Libya Court to Rule July 11 on AIDS Case
Wednesday, June 20, 2007; 9:45 AM
TRIPOLI, Libya -- Libya's Supreme Court said Wednesday it would rule July 11 on the appeal of five Bulgarian nurses and a Palestinian doctor sentenced to death on charges of infecting about 400 Libyan children with the AIDS virus.
The court announced the date after final arguments from lawyers of the nurses and the families of the infected children and from the state prosecutor, who called for the verdict to be upheld.
The nurses and the doctor were not present at the session, which was attended by ambassadors from several European countries.
If the Supreme Court upholds the conviction and sentence, it is not necessarily the final word. When the December verdict was announced, Libya's foreign minister said a decision by the Supreme Court to uphold the sentence would go to a judicial board that could itself uphold or annul the decision.
Libya is under intense international pressure to free the six medical personnel, who deny infecting the children. The case has become a sticking point in Libya's attempts to rebuild ties with the United States and Europe. President Bush called on Libya last week to free the medics.
The prosecution insists that the six infected the children intentionally in experiments to find a cure for AIDS. Defense experts testified that the children were infected by unhygienic hospital conditions. In their testimony, the workers said the confessions used by the prosecution had been extracted under torture.

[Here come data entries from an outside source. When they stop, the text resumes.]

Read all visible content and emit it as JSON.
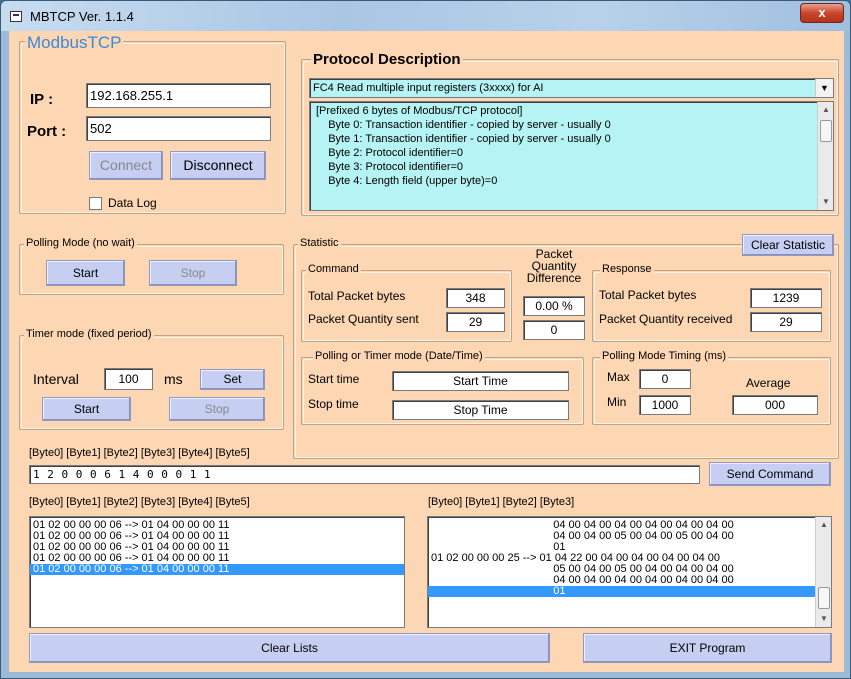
{
  "window": {
    "title": "MBTCP Ver. 1.1.4",
    "close_glyph": "x"
  },
  "modbus": {
    "legend": "ModbusTCP",
    "ip_label": "IP :",
    "ip_value": "192.168.255.1",
    "port_label": "Port :",
    "port_value": "502",
    "connect_label": "Connect",
    "disconnect_label": "Disconnect",
    "datalog_label": "Data Log"
  },
  "protocol": {
    "legend": "Protocol Description",
    "selected_function": "FC4  Read multiple input registers (3xxxx)  for AI",
    "description_lines": [
      "[Prefixed 6 bytes of Modbus/TCP protocol]",
      "    Byte 0: Transaction identifier - copied by server - usually 0",
      "    Byte 1: Transaction identifier - copied by server - usually 0",
      "    Byte 2: Protocol identifier=0",
      "    Byte 3: Protocol identifier=0",
      "    Byte 4: Length field (upper byte)=0"
    ]
  },
  "polling": {
    "legend": "Polling Mode (no wait)",
    "start_label": "Start",
    "stop_label": "Stop"
  },
  "timer": {
    "legend": "Timer mode (fixed period)",
    "interval_label": "Interval",
    "interval_value": "100",
    "unit": "ms",
    "set_label": "Set",
    "start_label": "Start",
    "stop_label": "Stop"
  },
  "statistic": {
    "legend": "Statistic",
    "clear_label": "Clear Statistic",
    "command": {
      "legend": "Command",
      "total_bytes_label": "Total Packet bytes",
      "total_bytes_value": "348",
      "qty_sent_label": "Packet Quantity sent",
      "qty_sent_value": "29"
    },
    "difference": {
      "label_line1": "Packet",
      "label_line2": "Quantity",
      "label_line3": "Difference",
      "percent_value": "0.00 %",
      "count_value": "0"
    },
    "response": {
      "legend": "Response",
      "total_bytes_label": "Total Packet bytes",
      "total_bytes_value": "1239",
      "qty_received_label": "Packet Quantity received",
      "qty_received_value": "29"
    },
    "datetime": {
      "legend": "Polling  or Timer mode  (Date/Time)",
      "start_label": "Start time",
      "start_value": "Start Time",
      "stop_label": "Stop time",
      "stop_value": "Stop Time"
    },
    "timing": {
      "legend": "Polling Mode Timing (ms)",
      "max_label": "Max",
      "max_value": "0",
      "min_label": "Min",
      "min_value": "1000",
      "avg_label": "Average",
      "avg_value": "000"
    }
  },
  "command_input": {
    "header": "[Byte0]  [Byte1]  [Byte2]  [Byte3]  [Byte4]  [Byte5]",
    "value": "1 2 0 0 0 6    1  4 0 0 0 1 1",
    "send_label": "Send Command"
  },
  "left_list": {
    "header": "[Byte0]  [Byte1]  [Byte2]  [Byte3]  [Byte4]  [Byte5]",
    "rows": [
      "01 02 00 00 00 06 --> 01 04 00 00 00 11",
      "01 02 00 00 00 06 --> 01 04 00 00 00 11",
      "01 02 00 00 00 06 --> 01 04 00 00 00 11",
      "01 02 00 00 00 06 --> 01 04 00 00 00 11",
      "01 02 00 00 00 06 --> 01 04 00 00 00 11"
    ],
    "selected_index": 4
  },
  "right_list": {
    "header": "[Byte0]  [Byte1]  [Byte2]  [Byte3]",
    "rows": [
      "                                        04 00 04 00 04 00 04 00 04 00 04 00",
      "                                        04 00 04 00 05 00 04 00 05 00 04 00",
      "                                        01",
      "01 02 00 00 00 25 --> 01 04 22 00 04 00 04 00 04 00 04 00",
      "                                        05 00 04 00 05 00 04 00 04 00 04 00",
      "                                        04 00 04 00 04 00 04 00 04 00 04 00",
      "                                        01"
    ],
    "selected_index": 6
  },
  "footer": {
    "clear_lists_label": "Clear Lists",
    "exit_label": "EXIT Program"
  }
}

Several of the nurses have said they were also raped to force confessions.
The six began working at the hospital in the city of Benghazi in March 1998 and were arrested the next year after more than 400 children there contracted HIV. Fifty of the children have died.
The medical workers were convicted and sentenced to death in 2004, but the Supreme Court ordered a retrial after an international outcry over the verdicts.
But in a ruling that shocked many in Europe, the second trial issued the same verdict in December _ despite a scientific report weeks earlier saying HIV was rampant in the hospital before the six began working there.
Two Libyans _ a police officer and a doctor _ were put on trial on charges of torturing them and were later acquitted _ which led to the six medics being put on a new trial for defamation.
They were acquitted of defamation in late May, a ruling that raised hopes in Bulgaria that the main conviction and death sentences against them could be overturned by the Supreme Court.
Also Wednesday, the judge refused a prosecution motion that an announcement from the Bulgarian government that the Palestinian doctor had been granted Bulgarian citizenship be used as evidence against him.
Bulgaria announced Tuesday that the doctor, Ashraf al-Hazouz, had applied for citizenship several years ago and that the procedures for his acceptance were completed last week.